◆ **Source data**
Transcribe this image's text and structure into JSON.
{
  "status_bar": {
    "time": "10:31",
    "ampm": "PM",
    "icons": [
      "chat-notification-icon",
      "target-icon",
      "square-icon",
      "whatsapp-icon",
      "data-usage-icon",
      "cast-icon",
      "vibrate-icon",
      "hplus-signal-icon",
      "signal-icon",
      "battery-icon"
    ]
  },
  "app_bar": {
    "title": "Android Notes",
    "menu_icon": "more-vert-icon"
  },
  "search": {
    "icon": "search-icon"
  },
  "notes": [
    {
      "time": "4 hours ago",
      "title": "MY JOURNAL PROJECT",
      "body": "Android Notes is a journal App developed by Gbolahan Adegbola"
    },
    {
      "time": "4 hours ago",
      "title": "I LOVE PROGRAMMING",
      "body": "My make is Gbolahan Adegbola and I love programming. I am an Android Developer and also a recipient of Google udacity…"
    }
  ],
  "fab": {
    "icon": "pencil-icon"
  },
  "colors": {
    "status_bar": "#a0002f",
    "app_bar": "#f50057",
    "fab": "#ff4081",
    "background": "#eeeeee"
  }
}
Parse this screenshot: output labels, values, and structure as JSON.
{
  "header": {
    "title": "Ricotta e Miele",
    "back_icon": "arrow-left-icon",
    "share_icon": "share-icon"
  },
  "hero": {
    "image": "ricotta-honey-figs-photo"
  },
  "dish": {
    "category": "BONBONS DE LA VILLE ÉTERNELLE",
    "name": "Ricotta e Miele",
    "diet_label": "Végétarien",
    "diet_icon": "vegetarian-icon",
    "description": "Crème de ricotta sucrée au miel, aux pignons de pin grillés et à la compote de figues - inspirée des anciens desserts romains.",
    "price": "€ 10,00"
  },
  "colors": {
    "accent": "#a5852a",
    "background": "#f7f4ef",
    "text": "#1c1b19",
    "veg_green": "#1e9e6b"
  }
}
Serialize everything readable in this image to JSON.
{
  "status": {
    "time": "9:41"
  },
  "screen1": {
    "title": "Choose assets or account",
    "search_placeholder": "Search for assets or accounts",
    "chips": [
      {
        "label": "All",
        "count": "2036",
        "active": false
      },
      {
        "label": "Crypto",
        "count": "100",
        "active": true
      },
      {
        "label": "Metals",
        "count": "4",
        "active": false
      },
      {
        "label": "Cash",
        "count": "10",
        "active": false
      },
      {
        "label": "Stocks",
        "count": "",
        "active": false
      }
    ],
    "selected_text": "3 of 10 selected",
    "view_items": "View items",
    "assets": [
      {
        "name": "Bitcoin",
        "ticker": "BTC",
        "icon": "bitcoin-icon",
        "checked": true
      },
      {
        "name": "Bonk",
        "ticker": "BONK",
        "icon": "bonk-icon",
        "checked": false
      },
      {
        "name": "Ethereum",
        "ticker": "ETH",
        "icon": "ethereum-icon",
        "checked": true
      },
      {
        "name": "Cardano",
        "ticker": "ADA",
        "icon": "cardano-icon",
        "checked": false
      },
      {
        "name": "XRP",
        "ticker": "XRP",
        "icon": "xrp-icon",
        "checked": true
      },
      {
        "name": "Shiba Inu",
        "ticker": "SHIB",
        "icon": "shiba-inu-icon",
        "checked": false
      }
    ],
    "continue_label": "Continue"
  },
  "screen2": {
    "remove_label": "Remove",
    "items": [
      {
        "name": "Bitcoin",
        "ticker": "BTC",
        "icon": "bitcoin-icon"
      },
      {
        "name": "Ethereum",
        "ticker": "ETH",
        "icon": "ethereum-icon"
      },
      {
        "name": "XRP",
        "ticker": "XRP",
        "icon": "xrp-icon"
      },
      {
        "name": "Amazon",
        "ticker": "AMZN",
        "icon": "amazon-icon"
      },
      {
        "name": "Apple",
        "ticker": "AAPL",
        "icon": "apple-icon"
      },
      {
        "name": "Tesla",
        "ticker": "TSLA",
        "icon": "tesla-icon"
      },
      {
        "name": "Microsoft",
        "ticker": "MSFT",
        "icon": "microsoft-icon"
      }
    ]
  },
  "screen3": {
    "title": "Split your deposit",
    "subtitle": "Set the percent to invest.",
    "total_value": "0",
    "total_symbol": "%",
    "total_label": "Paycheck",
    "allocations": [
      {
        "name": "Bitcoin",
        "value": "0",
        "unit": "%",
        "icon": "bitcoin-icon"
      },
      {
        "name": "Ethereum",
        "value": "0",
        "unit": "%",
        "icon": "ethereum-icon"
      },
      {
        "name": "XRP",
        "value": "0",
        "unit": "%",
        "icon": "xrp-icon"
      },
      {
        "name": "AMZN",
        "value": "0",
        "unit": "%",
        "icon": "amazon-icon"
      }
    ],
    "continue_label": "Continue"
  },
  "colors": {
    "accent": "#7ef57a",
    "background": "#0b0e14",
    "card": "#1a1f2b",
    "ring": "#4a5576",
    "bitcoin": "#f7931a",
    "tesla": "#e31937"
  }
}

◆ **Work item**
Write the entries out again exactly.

◆ **The completed task**
Transcribe this image's text and structure into JSON.
{
  "status_bar": {
    "time": "10:31",
    "ampm": "PM",
    "icons": [
      "chat-notification-icon",
      "target-icon",
      "square-icon",
      "whatsapp-icon",
      "data-usage-icon",
      "cast-icon",
      "vibrate-icon",
      "hplus-signal-icon",
      "signal-icon",
      "battery-icon"
    ]
  },
  "app_bar": {
    "title": "Android Notes",
    "menu_icon": "more-vert-icon"
  },
  "search": {
    "icon": "search-icon"
  },
  "notes": [
    {
      "time": "4 hours ago",
      "title": "MY JOURNAL PROJECT",
      "body": "Android Notes is a journal App developed by Gbolahan Adegbola"
    },
    {
      "time": "4 hours ago",
      "title": "I LOVE PROGRAMMING",
      "body": "My make is Gbolahan Adegbola and I love programming. I am an Android Developer and also a recipient of Google udacity…"
    }
  ],
  "fab": {
    "icon": "pencil-icon"
  },
  "colors": {
    "status_bar": "#a0002f",
    "app_bar": "#f50057",
    "fab": "#ff4081",
    "background": "#eeeeee"
  }
}
Parse this screenshot: output labels, values, and structure as JSON.
{
  "header": {
    "title": "Ricotta e Miele",
    "back_icon": "arrow-left-icon",
    "share_icon": "share-icon"
  },
  "hero": {
    "image": "ricotta-honey-figs-photo"
  },
  "dish": {
    "category": "BONBONS DE LA VILLE ÉTERNELLE",
    "name": "Ricotta e Miele",
    "diet_label": "Végétarien",
    "diet_icon": "vegetarian-icon",
    "description": "Crème de ricotta sucrée au miel, aux pignons de pin grillés et à la compote de figues - inspirée des anciens desserts romains.",
    "price": "€ 10,00"
  },
  "colors": {
    "accent": "#a5852a",
    "background": "#f7f4ef",
    "text": "#1c1b19",
    "veg_green": "#1e9e6b"
  }
}
Serialize everything readable in this image to JSON.
{
  "status": {
    "time": "9:41"
  },
  "screen1": {
    "title": "Choose assets or account",
    "search_placeholder": "Search for assets or accounts",
    "chips": [
      {
        "label": "All",
        "count": "2036",
        "active": false
      },
      {
        "label": "Crypto",
        "count": "100",
        "active": true
      },
      {
        "label": "Metals",
        "count": "4",
        "active": false
      },
      {
        "label": "Cash",
        "count": "10",
        "active": false
      },
      {
        "label": "Stocks",
        "count": "",
        "active": false
      }
    ],
    "selected_text": "3 of 10 selected",
    "view_items": "View items",
    "assets": [
      {
        "name": "Bitcoin",
        "ticker": "BTC",
        "icon": "bitcoin-icon",
        "checked": true
      },
      {
        "name": "Bonk",
        "ticker": "BONK",
        "icon": "bonk-icon",
        "checked": false
      },
      {
        "name": "Ethereum",
        "ticker": "ETH",
        "icon": "ethereum-icon",
        "checked": true
      },
      {
        "name": "Cardano",
        "ticker": "ADA",
        "icon": "cardano-icon",
        "checked": false
      },
      {
        "name": "XRP",
        "ticker": "XRP",
        "icon": "xrp-icon",
        "checked": true
      },
      {
        "name": "Shiba Inu",
        "ticker": "SHIB",
        "icon": "shiba-inu-icon",
        "checked": false
      }
    ],
    "continue_label": "Continue"
  },
  "screen2": {
    "remove_label": "Remove",
    "items": [
      {
        "name": "Bitcoin",
        "ticker": "BTC",
        "icon": "bitcoin-icon"
      },
      {
        "name": "Ethereum",
        "ticker": "ETH",
        "icon": "ethereum-icon"
      },
      {
        "name": "XRP",
        "ticker": "XRP",
        "icon": "xrp-icon"
      },
      {
        "name": "Amazon",
        "ticker": "AMZN",
        "icon": "amazon-icon"
      },
      {
        "name": "Apple",
        "ticker": "AAPL",
        "icon": "apple-icon"
      },
      {
        "name": "Tesla",
        "ticker": "TSLA",
        "icon": "tesla-icon"
      },
      {
        "name": "Microsoft",
        "ticker": "MSFT",
        "icon": "microsoft-icon"
      }
    ]
  },
  "screen3": {
    "title": "Split your deposit",
    "subtitle": "Set the percent to invest.",
    "total_value": "0",
    "total_symbol": "%",
    "total_label": "Paycheck",
    "allocations": [
      {
        "name": "Bitcoin",
        "value": "0",
        "unit": "%",
        "icon": "bitcoin-icon"
      },
      {
        "name": "Ethereum",
        "value": "0",
        "unit": "%",
        "icon": "ethereum-icon"
      },
      {
        "name": "XRP",
        "value": "0",
        "unit": "%",
        "icon": "xrp-icon"
      },
      {
        "name": "AMZN",
        "value": "0",
        "unit": "%",
        "icon": "amazon-icon"
      }
    ],
    "continue_label": "Continue"
  },
  "colors": {
    "accent": "#7ef57a",
    "background": "#0b0e14",
    "card": "#1a1f2b",
    "ring": "#4a5576",
    "bitcoin": "#f7931a",
    "tesla": "#e31937"
  }
}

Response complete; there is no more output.